Many authors lack confidence in themselves, especially if they are working on their first draft. I think we’ve all had those same doubts plague our minds.
Will we ever be able to finish our novel? Are we good enough writers? Will agents and readers even give our novel a chance?
But no matter how self-concise and doubtful you feel, your writing must sound confident. Readers and agents alike will be able to pick up on weak writing that stems from self-doubt, and it will hinder your chances of maintaining their attention.
So, how do you make your writing sound confident even when you don’t feel like it?
Get rid of “started to”
I see the phrase “started to” more and more in the novels that I edit, especially with first-time authors.
Adam started to stroke his beard. He wasn’t sure what to say to Trey. Adam started to head toward the restaurant, knowing the conversation couldn’t be avoided.
As you can see in the above example, there is no confidence—no definitive action—in Adam’s movements. When character’s “start to” do something throughout the novel, you don’t give yourself the chance to use strong, concrete verbs that bring your characters to life.
Sometimes, simply getting rid of the words “started to” is all that is needed to make your writing sound confident, like in the first sentence of the example.
Other times, you need action verbs or description in place of “started to.”
How did Adam head to the restaurant? Was he late and in a hurry, or did he take his time so that he could think more about what he was going to say?

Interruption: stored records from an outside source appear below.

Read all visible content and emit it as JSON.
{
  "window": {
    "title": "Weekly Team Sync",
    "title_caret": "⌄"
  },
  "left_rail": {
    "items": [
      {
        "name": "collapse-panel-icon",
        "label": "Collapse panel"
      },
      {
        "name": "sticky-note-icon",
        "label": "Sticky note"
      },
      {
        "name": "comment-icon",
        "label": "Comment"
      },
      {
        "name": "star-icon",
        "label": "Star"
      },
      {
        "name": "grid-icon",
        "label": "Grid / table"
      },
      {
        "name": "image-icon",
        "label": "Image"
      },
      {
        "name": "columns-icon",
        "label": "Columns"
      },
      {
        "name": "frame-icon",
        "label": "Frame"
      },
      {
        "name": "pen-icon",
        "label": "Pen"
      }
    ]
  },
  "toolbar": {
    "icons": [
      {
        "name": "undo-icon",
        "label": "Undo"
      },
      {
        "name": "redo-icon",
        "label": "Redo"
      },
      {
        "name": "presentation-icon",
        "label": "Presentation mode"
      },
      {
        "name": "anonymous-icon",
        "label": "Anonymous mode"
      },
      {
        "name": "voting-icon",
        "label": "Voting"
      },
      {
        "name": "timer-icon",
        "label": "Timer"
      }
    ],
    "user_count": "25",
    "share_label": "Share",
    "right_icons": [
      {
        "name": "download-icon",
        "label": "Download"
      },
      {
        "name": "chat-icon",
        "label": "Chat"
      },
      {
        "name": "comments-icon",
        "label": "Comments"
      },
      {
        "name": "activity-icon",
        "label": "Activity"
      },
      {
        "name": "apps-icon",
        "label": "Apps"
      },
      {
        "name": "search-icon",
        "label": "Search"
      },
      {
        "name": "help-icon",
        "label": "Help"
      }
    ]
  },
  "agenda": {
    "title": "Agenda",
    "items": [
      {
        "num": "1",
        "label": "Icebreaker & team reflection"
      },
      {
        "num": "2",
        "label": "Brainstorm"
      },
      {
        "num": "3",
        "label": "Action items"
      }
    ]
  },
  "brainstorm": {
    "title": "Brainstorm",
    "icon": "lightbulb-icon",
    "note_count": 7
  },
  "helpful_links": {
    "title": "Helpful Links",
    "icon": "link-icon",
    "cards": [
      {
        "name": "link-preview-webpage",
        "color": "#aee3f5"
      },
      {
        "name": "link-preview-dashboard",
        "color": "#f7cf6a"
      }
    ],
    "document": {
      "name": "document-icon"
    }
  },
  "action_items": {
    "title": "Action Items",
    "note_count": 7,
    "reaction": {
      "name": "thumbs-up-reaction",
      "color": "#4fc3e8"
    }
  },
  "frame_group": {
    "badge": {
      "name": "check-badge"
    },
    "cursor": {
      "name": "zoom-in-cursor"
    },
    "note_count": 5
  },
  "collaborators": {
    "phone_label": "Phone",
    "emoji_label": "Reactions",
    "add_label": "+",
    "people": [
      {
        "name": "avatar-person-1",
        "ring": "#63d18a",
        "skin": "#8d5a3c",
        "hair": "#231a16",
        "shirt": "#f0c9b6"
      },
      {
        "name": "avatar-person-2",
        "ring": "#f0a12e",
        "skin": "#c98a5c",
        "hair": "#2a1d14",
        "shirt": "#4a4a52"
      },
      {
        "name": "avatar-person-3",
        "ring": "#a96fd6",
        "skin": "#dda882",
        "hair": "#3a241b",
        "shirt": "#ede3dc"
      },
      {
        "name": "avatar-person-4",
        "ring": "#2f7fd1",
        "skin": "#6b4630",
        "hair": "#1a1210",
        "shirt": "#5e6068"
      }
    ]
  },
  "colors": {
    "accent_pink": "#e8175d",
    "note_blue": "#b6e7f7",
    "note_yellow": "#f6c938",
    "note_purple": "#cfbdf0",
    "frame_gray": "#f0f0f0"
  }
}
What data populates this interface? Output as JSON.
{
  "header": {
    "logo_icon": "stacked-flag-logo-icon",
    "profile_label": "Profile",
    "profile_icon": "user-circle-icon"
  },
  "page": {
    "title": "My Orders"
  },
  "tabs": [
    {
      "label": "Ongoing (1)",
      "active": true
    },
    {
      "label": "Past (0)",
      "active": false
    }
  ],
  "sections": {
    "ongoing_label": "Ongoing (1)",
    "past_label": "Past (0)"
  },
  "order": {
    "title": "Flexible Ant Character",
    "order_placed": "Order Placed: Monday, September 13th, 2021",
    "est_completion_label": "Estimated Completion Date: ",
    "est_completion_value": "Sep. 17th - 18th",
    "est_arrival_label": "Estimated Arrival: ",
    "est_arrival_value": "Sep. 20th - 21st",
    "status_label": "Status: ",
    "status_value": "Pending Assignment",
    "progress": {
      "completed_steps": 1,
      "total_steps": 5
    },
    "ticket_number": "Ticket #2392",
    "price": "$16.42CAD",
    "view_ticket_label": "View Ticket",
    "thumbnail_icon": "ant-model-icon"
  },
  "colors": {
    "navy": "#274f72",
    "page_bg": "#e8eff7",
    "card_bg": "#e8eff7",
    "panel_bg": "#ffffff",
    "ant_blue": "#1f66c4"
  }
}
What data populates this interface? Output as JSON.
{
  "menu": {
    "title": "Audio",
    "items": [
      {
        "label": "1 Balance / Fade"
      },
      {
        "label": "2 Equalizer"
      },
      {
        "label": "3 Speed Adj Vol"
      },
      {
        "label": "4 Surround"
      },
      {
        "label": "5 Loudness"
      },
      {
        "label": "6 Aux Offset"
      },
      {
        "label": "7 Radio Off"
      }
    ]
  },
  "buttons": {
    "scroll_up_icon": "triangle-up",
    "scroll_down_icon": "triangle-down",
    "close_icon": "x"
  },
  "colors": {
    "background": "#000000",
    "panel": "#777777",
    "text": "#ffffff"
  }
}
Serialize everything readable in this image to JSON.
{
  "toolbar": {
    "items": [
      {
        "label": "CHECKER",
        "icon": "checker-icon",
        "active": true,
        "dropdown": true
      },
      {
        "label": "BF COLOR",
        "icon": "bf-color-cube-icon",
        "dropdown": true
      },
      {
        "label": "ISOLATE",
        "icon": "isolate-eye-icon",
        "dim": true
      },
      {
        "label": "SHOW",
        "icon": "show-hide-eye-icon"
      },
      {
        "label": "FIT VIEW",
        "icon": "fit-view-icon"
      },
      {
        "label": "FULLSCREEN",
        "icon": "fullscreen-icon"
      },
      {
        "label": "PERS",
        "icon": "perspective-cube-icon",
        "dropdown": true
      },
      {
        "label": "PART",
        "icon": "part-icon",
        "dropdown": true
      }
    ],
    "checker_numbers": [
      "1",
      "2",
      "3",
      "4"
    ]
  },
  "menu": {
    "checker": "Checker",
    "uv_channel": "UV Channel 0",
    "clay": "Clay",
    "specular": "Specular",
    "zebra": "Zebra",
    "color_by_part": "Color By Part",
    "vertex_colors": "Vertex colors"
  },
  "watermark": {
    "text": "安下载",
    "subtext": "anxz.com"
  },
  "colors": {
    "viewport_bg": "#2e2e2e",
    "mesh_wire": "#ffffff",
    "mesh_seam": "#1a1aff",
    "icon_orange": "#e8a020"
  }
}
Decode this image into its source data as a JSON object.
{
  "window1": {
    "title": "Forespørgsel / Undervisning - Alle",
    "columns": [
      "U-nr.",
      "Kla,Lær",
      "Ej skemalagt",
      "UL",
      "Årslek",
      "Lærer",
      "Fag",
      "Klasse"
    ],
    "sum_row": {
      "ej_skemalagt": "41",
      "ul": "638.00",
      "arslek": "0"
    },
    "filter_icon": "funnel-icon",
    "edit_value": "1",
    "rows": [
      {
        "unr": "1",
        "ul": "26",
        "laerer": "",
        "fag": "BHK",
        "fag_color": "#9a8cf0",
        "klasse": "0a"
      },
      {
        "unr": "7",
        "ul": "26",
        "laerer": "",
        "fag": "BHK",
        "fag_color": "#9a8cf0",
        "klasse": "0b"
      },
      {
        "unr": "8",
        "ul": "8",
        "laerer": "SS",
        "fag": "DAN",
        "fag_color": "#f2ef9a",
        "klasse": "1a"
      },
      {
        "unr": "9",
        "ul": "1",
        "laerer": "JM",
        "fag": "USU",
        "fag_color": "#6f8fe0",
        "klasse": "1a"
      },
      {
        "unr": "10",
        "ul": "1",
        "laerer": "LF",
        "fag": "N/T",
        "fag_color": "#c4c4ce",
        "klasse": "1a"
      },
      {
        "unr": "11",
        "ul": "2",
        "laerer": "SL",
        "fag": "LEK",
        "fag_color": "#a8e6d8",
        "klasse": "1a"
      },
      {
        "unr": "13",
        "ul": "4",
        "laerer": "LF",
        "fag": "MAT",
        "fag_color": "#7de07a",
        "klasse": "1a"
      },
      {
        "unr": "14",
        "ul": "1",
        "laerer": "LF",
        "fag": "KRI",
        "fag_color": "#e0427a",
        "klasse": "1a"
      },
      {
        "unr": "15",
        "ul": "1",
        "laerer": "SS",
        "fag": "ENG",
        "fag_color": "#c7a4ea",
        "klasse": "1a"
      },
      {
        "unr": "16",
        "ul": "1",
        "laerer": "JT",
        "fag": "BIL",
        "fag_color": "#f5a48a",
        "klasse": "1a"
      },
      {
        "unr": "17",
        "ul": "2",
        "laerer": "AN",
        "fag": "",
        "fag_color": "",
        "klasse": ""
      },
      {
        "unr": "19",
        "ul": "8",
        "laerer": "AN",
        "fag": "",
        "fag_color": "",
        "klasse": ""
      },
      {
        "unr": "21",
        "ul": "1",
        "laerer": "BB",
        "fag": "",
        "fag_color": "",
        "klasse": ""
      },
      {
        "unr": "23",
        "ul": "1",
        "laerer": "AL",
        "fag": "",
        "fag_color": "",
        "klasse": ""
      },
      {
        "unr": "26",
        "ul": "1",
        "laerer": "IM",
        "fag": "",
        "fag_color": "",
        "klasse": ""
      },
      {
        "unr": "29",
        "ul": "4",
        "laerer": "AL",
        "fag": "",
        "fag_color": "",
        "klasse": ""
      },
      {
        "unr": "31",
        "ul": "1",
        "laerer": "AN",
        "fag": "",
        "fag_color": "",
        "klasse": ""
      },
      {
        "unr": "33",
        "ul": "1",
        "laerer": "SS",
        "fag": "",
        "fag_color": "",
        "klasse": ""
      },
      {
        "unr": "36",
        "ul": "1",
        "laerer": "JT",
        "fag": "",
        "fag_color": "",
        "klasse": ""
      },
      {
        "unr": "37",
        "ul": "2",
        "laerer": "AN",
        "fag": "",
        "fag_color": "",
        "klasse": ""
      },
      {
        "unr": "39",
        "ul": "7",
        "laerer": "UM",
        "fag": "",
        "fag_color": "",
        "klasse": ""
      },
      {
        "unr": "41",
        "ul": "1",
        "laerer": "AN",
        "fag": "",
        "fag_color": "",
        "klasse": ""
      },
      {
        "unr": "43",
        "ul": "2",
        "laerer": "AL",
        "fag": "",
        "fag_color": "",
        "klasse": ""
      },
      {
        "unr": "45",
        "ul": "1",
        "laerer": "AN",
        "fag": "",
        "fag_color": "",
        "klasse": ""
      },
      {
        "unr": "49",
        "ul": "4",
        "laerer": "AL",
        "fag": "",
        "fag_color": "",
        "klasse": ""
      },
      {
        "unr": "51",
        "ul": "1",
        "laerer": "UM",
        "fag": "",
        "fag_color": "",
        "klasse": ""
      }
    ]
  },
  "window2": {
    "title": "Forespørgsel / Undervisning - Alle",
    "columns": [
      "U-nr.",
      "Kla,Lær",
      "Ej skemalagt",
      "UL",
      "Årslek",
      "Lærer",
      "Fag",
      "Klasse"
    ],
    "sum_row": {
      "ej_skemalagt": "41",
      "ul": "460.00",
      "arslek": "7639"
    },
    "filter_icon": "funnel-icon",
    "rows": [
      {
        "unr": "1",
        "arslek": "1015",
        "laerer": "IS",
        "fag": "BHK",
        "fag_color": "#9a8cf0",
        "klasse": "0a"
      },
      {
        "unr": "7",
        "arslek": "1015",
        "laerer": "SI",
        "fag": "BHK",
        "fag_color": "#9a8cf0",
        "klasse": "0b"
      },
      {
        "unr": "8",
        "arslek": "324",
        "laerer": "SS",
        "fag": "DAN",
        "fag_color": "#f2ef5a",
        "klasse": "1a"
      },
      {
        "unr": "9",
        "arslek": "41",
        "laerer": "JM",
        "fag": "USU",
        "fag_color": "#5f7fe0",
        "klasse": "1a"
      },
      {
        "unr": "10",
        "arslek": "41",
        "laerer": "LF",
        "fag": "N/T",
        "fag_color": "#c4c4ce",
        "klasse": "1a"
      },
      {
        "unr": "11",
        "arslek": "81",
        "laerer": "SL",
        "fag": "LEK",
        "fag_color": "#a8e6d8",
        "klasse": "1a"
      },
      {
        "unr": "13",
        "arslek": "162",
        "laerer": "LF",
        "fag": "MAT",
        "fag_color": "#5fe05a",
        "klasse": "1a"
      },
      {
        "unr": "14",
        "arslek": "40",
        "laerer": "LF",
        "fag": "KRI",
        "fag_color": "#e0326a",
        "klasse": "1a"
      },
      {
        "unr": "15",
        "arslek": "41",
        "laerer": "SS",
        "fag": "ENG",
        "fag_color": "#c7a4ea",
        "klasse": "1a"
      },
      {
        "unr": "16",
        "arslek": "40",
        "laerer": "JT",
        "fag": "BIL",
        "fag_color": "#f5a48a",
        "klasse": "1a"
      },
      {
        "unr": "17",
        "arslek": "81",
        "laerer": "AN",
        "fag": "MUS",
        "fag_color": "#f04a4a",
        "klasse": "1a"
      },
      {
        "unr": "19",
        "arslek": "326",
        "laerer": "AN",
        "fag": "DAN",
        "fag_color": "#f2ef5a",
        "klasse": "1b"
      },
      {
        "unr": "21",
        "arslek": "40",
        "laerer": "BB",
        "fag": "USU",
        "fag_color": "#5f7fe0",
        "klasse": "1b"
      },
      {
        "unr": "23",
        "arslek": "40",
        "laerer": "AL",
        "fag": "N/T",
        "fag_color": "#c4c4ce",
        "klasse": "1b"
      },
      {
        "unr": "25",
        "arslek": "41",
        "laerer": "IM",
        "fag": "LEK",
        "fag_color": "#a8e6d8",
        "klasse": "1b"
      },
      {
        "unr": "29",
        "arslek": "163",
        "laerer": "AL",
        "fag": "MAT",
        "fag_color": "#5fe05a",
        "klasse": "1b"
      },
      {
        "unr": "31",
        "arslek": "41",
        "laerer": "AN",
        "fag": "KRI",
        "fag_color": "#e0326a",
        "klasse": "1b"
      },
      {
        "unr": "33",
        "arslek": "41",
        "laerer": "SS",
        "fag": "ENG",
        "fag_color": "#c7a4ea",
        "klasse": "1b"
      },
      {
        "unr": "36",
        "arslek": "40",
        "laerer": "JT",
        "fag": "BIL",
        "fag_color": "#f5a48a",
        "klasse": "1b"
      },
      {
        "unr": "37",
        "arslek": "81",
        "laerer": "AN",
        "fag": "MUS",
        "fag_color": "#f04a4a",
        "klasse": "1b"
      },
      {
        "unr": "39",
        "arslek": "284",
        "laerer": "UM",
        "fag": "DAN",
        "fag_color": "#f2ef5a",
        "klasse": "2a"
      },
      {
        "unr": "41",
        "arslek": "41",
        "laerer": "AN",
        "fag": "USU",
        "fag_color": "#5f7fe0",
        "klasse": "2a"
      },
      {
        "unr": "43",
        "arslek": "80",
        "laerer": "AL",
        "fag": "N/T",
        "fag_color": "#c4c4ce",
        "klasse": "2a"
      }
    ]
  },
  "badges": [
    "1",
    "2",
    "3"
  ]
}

Did he walk, run, drive, or catch a bus?
When you answer these questions using specific verbs and descriptive words, your readers will know that you know what you are talking about. The reader won’t have to guess what Adam was thinking or how he got to the restaurant because you will have told them without any guessing.
Revised: Adam stroked his beard. He wasn’t sure what to say to Trey. Adam passed his car and walked to the restaurant. He knew the conversation couldn’t be avoided, but he needed more time to think than the five-minute drive.
How to find “started to”
The easiest way to find all your uses of “started to” is by using the search function in your word processor of choice. Often, command + F will bring up the search window, or you can find it under the “edit” tab of your program. Once you type in “started to,” your program will find every use of it for you.
Search your novel for the phrase “started to.”
Delete the phrase (and make sure your remaining verb is in the right tense).
Rewrite the action to make it vivid if needed.
Do you use this phrase or other words that weaken your writing and make you sound unsure? What do you do to combat this? Share with us in the comments below.